Differences in early childhood risk factors for juvenile-onset and adult-onset depression.

Published

Journal Article

BACKGROUND:Family and twin studies suggest that juvenile-onset major depressive disorder (MDD) may be etiologically distinct from adult-onset MDD. This study is the first to distinguish prospectively between juvenile- and adult-onset cases of MDD in a representative birth cohort followed up from childhood into adulthood. METHOD:The study followed a representative birth cohort prospectively from birth to age 26 years. Early childhood risk factors covered the period from birth to age 9 years. Diagnoses of MDD were made according to DSM criteria at 3 points prior to adulthood (ages 11, 13, and 15 years) and 3 points during adulthood (ages 18, 21, and 26 years). Four groups were defined as (1) individuals first diagnosed as having MDD in childhood, but not in adulthood (n = 21); (2) individuals first diagnosed as having MDD in adulthood (n = 314); (3) individuals first diagnosed in childhood whose depression recurred in adulthood by age 26 years (n = 34); and (4) never-depressed individuals (n = 629). RESULTS:The 2 juvenile-onset groups had similar high-risk profiles on the childhood measures. Compared with the adult-depressed group, the juvenile-onset groups experienced more perinatal insults and motor skill deficits, caretaker instability, criminality, and psychopathology in their family-of-origin, and behavioral and socioemotional problems. The adult-onset group's risk profile was similar to that of the never-depressed group with the exception of elevated childhood sexual abuse. CONCLUSIONS:Heterogeneity within groups of psychiatric patients poses problems for theory, research, and treatment. The present study illustrates that the distinction between juvenile vs adult-onset MDD is important for understanding heterogeneity within depression.
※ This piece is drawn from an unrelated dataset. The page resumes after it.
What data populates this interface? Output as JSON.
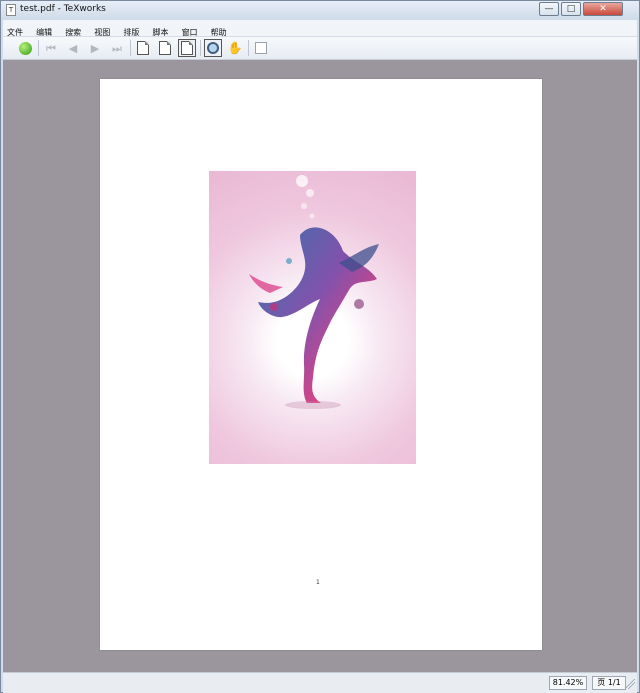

Full Text

Duke Authors

Cited Authors

  • Jaffee, SR; Moffitt, TE; Caspi, A; Fombonne, E; Poulton, R; Martin, J

Published Date

  • March 2002

Published In

Volume / Issue

  • 59 / 3

Start / End Page

  • 215 - 222

PubMed ID

  • 11879158

Pubmed Central ID

  • 11879158

Electronic International Standard Serial Number (EISSN)

  • 1538-3636

International Standard Serial Number (ISSN)

  • 0003-990X

Digital Object Identifier (DOI)

  • 10.1001/archpsyc.59.3.215

Language

  • eng